▶ **Task directions**:
Any picture among the records should be left out, please; retype the rest exactly.

▶ **Data shown**:
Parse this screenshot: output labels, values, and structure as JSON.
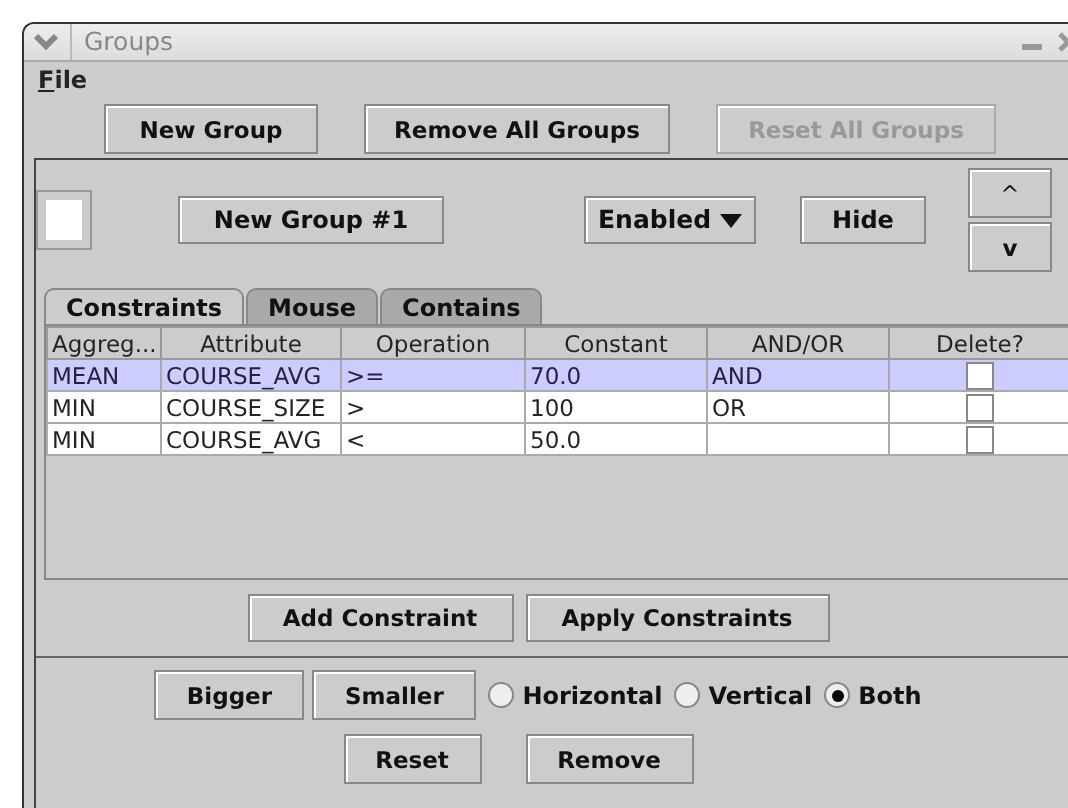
{
  "window": {
    "title": "Groups"
  },
  "menu": [
    {
      "label": "File"
    }
  ],
  "toolbar": [
    {
      "label": "New Group",
      "disabled": false
    },
    {
      "label": "Remove All Groups",
      "disabled": false
    },
    {
      "label": "Reset All Groups",
      "disabled": true
    }
  ],
  "group": {
    "color": "#ffffff",
    "name": "New Group #1",
    "status": "Enabled",
    "hide": "Hide",
    "up": "^",
    "down": "v"
  },
  "tabs": [
    {
      "label": "Constraints",
      "selected": true
    },
    {
      "label": "Mouse",
      "selected": false
    },
    {
      "label": "Contains",
      "selected": false
    }
  ],
  "table": {
    "columns": [
      "Aggreg...",
      "Attribute",
      "Operation",
      "Constant",
      "AND/OR",
      "Delete?"
    ],
    "rows": [
      {
        "cells": [
          "MEAN",
          "COURSE_AVG",
          ">=",
          "70.0",
          "AND"
        ],
        "delete": false,
        "selected": true
      },
      {
        "cells": [
          "MIN",
          "COURSE_SIZE",
          ">",
          "100",
          "OR"
        ],
        "delete": false,
        "selected": false
      },
      {
        "cells": [
          "MIN",
          "COURSE_AVG",
          "<",
          "50.0",
          ""
        ],
        "delete": false,
        "selected": false
      }
    ]
  },
  "constraint_buttons": [
    "Add Constraint",
    "Apply Constraints"
  ],
  "size_buttons": [
    "Bigger",
    "Smaller"
  ],
  "directions": [
    {
      "label": "Horizontal",
      "selected": false
    },
    {
      "label": "Vertical",
      "selected": false
    },
    {
      "label": "Both",
      "selected": true
    }
  ],
  "bottom_buttons": [
    "Reset",
    "Remove"
  ]
}
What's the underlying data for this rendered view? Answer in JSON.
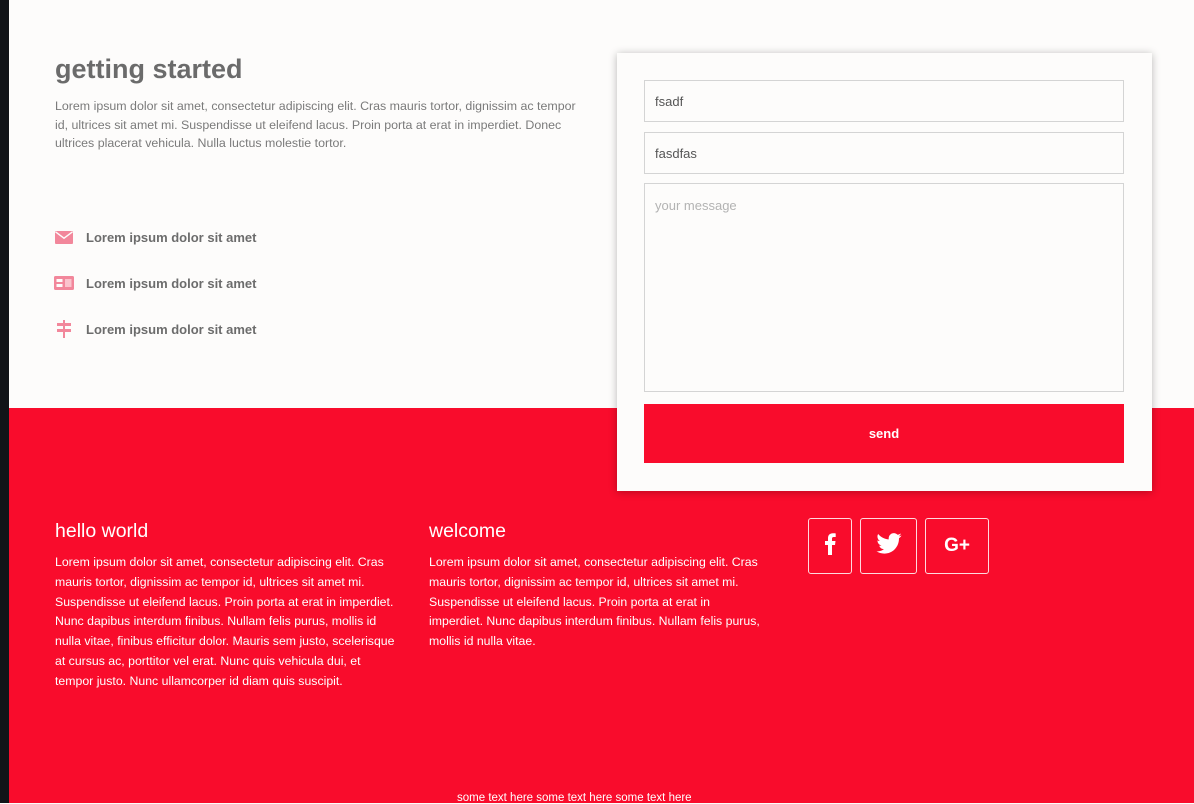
{
  "colors": {
    "accent": "#f90c2c",
    "page_bg": "#fdfcfb",
    "heading": "#6b6b6b",
    "icon": "#f2879b"
  },
  "intro": {
    "title": "getting started",
    "text": "Lorem ipsum dolor sit amet, consectetur adipiscing elit. Cras mauris tortor, dignissim ac tempor id, ultrices sit amet mi. Suspendisse ut eleifend lacus. Proin porta at erat in imperdiet. Donec ultrices placerat vehicula. Nulla luctus molestie tortor.",
    "contacts": [
      {
        "icon": "mail-icon",
        "label": "Lorem ipsum dolor sit amet"
      },
      {
        "icon": "id-card-icon",
        "label": "Lorem ipsum dolor sit amet"
      },
      {
        "icon": "signpost-icon",
        "label": "Lorem ipsum dolor sit amet"
      }
    ]
  },
  "form": {
    "field1_value": "fsadf",
    "field2_value": "fasdfas",
    "message_placeholder": "your message",
    "send_label": "send"
  },
  "footer": {
    "col1": {
      "title": "hello world",
      "text": "Lorem ipsum dolor sit amet, consectetur adipiscing elit. Cras mauris tortor, dignissim ac tempor id, ultrices sit amet mi. Suspendisse ut eleifend lacus. Proin porta at erat in imperdiet. Nunc dapibus interdum finibus. Nullam felis purus, mollis id nulla vitae, finibus efficitur dolor. Mauris sem justo, scelerisque at cursus ac, porttitor vel erat. Nunc quis vehicula dui, et tempor justo. Nunc ullamcorper id diam quis suscipit."
    },
    "col2": {
      "title": "welcome",
      "text": "Lorem ipsum dolor sit amet, consectetur adipiscing elit. Cras mauris tortor, dignissim ac tempor id, ultrices sit amet mi. Suspendisse ut eleifend lacus. Proin porta at erat in imperdiet. Nunc dapibus interdum finibus. Nullam felis purus, mollis id nulla vitae."
    },
    "social": [
      {
        "icon": "facebook-icon"
      },
      {
        "icon": "twitter-icon"
      },
      {
        "icon": "google-plus-icon",
        "label": "G+"
      }
    ],
    "bottom_text": "some text here some text here some text here"
  }
}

▶ **Completed exercise**:
Parse this screenshot: output labels, values, and structure as JSON.
{
  "window": {
    "title": "Groups"
  },
  "menu": [
    {
      "label": "File"
    }
  ],
  "toolbar": [
    {
      "label": "New Group",
      "disabled": false
    },
    {
      "label": "Remove All Groups",
      "disabled": false
    },
    {
      "label": "Reset All Groups",
      "disabled": true
    }
  ],
  "group": {
    "color": "#ffffff",
    "name": "New Group #1",
    "status": "Enabled",
    "hide": "Hide",
    "up": "^",
    "down": "v"
  },
  "tabs": [
    {
      "label": "Constraints",
      "selected": true
    },
    {
      "label": "Mouse",
      "selected": false
    },
    {
      "label": "Contains",
      "selected": false
    }
  ],
  "table": {
    "columns": [
      "Aggreg...",
      "Attribute",
      "Operation",
      "Constant",
      "AND/OR",
      "Delete?"
    ],
    "rows": [
      {
        "cells": [
          "MEAN",
          "COURSE_AVG",
          ">=",
          "70.0",
          "AND"
        ],
        "delete": false,
        "selected": true
      },
      {
        "cells": [
          "MIN",
          "COURSE_SIZE",
          ">",
          "100",
          "OR"
        ],
        "delete": false,
        "selected": false
      },
      {
        "cells": [
          "MIN",
          "COURSE_AVG",
          "<",
          "50.0",
          ""
        ],
        "delete": false,
        "selected": false
      }
    ]
  },
  "constraint_buttons": [
    "Add Constraint",
    "Apply Constraints"
  ],
  "size_buttons": [
    "Bigger",
    "Smaller"
  ],
  "directions": [
    {
      "label": "Horizontal",
      "selected": false
    },
    {
      "label": "Vertical",
      "selected": false
    },
    {
      "label": "Both",
      "selected": true
    }
  ],
  "bottom_buttons": [
    "Reset",
    "Remove"
  ]
}
What's the underlying data for this rendered view? Answer in JSON.
{
  "colors": {
    "accent": "#f90c2c",
    "page_bg": "#fdfcfb",
    "heading": "#6b6b6b",
    "icon": "#f2879b"
  },
  "intro": {
    "title": "getting started",
    "text": "Lorem ipsum dolor sit amet, consectetur adipiscing elit. Cras mauris tortor, dignissim ac tempor id, ultrices sit amet mi. Suspendisse ut eleifend lacus. Proin porta at erat in imperdiet. Donec ultrices placerat vehicula. Nulla luctus molestie tortor.",
    "contacts": [
      {
        "icon": "mail-icon",
        "label": "Lorem ipsum dolor sit amet"
      },
      {
        "icon": "id-card-icon",
        "label": "Lorem ipsum dolor sit amet"
      },
      {
        "icon": "signpost-icon",
        "label": "Lorem ipsum dolor sit amet"
      }
    ]
  },
  "form": {
    "field1_value": "fsadf",
    "field2_value": "fasdfas",
    "message_placeholder": "your message",
    "send_label": "send"
  },
  "footer": {
    "col1": {
      "title": "hello world",
      "text": "Lorem ipsum dolor sit amet, consectetur adipiscing elit. Cras mauris tortor, dignissim ac tempor id, ultrices sit amet mi. Suspendisse ut eleifend lacus. Proin porta at erat in imperdiet. Nunc dapibus interdum finibus. Nullam felis purus, mollis id nulla vitae, finibus efficitur dolor. Mauris sem justo, scelerisque at cursus ac, porttitor vel erat. Nunc quis vehicula dui, et tempor justo. Nunc ullamcorper id diam quis suscipit."
    },
    "col2": {
      "title": "welcome",
      "text": "Lorem ipsum dolor sit amet, consectetur adipiscing elit. Cras mauris tortor, dignissim ac tempor id, ultrices sit amet mi. Suspendisse ut eleifend lacus. Proin porta at erat in imperdiet. Nunc dapibus interdum finibus. Nullam felis purus, mollis id nulla vitae."
    },
    "social": [
      {
        "icon": "facebook-icon"
      },
      {
        "icon": "twitter-icon"
      },
      {
        "icon": "google-plus-icon",
        "label": "G+"
      }
    ],
    "bottom_text": "some text here some text here some text here"
  }
}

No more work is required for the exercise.